→ **REQUIREMENT**: Output the records, every one, exactly as given.

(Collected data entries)
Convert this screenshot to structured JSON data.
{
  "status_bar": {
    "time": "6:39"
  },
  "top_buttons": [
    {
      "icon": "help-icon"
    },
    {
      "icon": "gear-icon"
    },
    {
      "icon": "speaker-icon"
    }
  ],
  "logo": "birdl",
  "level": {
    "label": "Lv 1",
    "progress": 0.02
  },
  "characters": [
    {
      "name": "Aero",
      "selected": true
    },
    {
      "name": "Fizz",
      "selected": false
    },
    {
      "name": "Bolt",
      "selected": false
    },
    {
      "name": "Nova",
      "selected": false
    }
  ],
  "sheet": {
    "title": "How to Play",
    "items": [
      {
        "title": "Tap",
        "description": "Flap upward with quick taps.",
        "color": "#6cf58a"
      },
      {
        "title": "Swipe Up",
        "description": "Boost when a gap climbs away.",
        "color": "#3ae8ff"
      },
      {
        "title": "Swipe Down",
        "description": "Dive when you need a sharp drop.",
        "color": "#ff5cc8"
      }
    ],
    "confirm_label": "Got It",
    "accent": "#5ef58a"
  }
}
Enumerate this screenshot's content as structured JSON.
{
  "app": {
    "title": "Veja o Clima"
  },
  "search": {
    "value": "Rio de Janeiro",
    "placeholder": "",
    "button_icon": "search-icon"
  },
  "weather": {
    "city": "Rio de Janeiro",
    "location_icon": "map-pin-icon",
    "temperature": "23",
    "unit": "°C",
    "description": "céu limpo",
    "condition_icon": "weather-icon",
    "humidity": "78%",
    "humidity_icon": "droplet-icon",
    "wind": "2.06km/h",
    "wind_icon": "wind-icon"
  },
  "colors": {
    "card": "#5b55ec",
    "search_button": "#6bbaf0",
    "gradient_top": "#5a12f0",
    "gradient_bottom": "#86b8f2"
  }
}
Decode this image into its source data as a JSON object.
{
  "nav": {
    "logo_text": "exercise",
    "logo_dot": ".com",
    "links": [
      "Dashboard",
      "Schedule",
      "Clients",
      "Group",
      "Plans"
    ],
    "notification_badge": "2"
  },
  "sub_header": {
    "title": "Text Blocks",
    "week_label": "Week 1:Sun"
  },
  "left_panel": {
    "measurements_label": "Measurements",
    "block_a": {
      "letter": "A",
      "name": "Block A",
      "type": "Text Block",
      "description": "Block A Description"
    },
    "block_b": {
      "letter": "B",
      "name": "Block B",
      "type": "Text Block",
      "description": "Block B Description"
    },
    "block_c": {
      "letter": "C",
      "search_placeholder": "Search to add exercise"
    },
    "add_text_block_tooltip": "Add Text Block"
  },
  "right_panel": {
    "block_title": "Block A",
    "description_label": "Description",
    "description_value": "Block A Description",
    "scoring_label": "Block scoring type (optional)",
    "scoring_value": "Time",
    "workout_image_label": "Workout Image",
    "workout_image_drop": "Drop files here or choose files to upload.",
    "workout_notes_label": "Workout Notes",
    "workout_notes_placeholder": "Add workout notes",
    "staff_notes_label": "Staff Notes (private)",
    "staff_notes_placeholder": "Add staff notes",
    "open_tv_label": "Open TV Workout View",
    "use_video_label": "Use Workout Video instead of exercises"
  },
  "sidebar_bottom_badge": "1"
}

→ **RESULT OF THIS EXERCISE**:
Convert this screenshot to structured JSON data.
{
  "status_bar": {
    "time": "6:39"
  },
  "top_buttons": [
    {
      "icon": "help-icon"
    },
    {
      "icon": "gear-icon"
    },
    {
      "icon": "speaker-icon"
    }
  ],
  "logo": "birdl",
  "level": {
    "label": "Lv 1",
    "progress": 0.02
  },
  "characters": [
    {
      "name": "Aero",
      "selected": true
    },
    {
      "name": "Fizz",
      "selected": false
    },
    {
      "name": "Bolt",
      "selected": false
    },
    {
      "name": "Nova",
      "selected": false
    }
  ],
  "sheet": {
    "title": "How to Play",
    "items": [
      {
        "title": "Tap",
        "description": "Flap upward with quick taps.",
        "color": "#6cf58a"
      },
      {
        "title": "Swipe Up",
        "description": "Boost when a gap climbs away.",
        "color": "#3ae8ff"
      },
      {
        "title": "Swipe Down",
        "description": "Dive when you need a sharp drop.",
        "color": "#ff5cc8"
      }
    ],
    "confirm_label": "Got It",
    "accent": "#5ef58a"
  }
}
Enumerate this screenshot's content as structured JSON.
{
  "app": {
    "title": "Veja o Clima"
  },
  "search": {
    "value": "Rio de Janeiro",
    "placeholder": "",
    "button_icon": "search-icon"
  },
  "weather": {
    "city": "Rio de Janeiro",
    "location_icon": "map-pin-icon",
    "temperature": "23",
    "unit": "°C",
    "description": "céu limpo",
    "condition_icon": "weather-icon",
    "humidity": "78%",
    "humidity_icon": "droplet-icon",
    "wind": "2.06km/h",
    "wind_icon": "wind-icon"
  },
  "colors": {
    "card": "#5b55ec",
    "search_button": "#6bbaf0",
    "gradient_top": "#5a12f0",
    "gradient_bottom": "#86b8f2"
  }
}
Decode this image into its source data as a JSON object.
{
  "nav": {
    "logo_text": "exercise",
    "logo_dot": ".com",
    "links": [
      "Dashboard",
      "Schedule",
      "Clients",
      "Group",
      "Plans"
    ],
    "notification_badge": "2"
  },
  "sub_header": {
    "title": "Text Blocks",
    "week_label": "Week 1:Sun"
  },
  "left_panel": {
    "measurements_label": "Measurements",
    "block_a": {
      "letter": "A",
      "name": "Block A",
      "type": "Text Block",
      "description": "Block A Description"
    },
    "block_b": {
      "letter": "B",
      "name": "Block B",
      "type": "Text Block",
      "description": "Block B Description"
    },
    "block_c": {
      "letter": "C",
      "search_placeholder": "Search to add exercise"
    },
    "add_text_block_tooltip": "Add Text Block"
  },
  "right_panel": {
    "block_title": "Block A",
    "description_label": "Description",
    "description_value": "Block A Description",
    "scoring_label": "Block scoring type (optional)",
    "scoring_value": "Time",
    "workout_image_label": "Workout Image",
    "workout_image_drop": "Drop files here or choose files to upload.",
    "workout_notes_label": "Workout Notes",
    "workout_notes_placeholder": "Add workout notes",
    "staff_notes_label": "Staff Notes (private)",
    "staff_notes_placeholder": "Add staff notes",
    "open_tv_label": "Open TV Workout View",
    "use_video_label": "Use Workout Video instead of exercises"
  },
  "sidebar_bottom_badge": "1"
}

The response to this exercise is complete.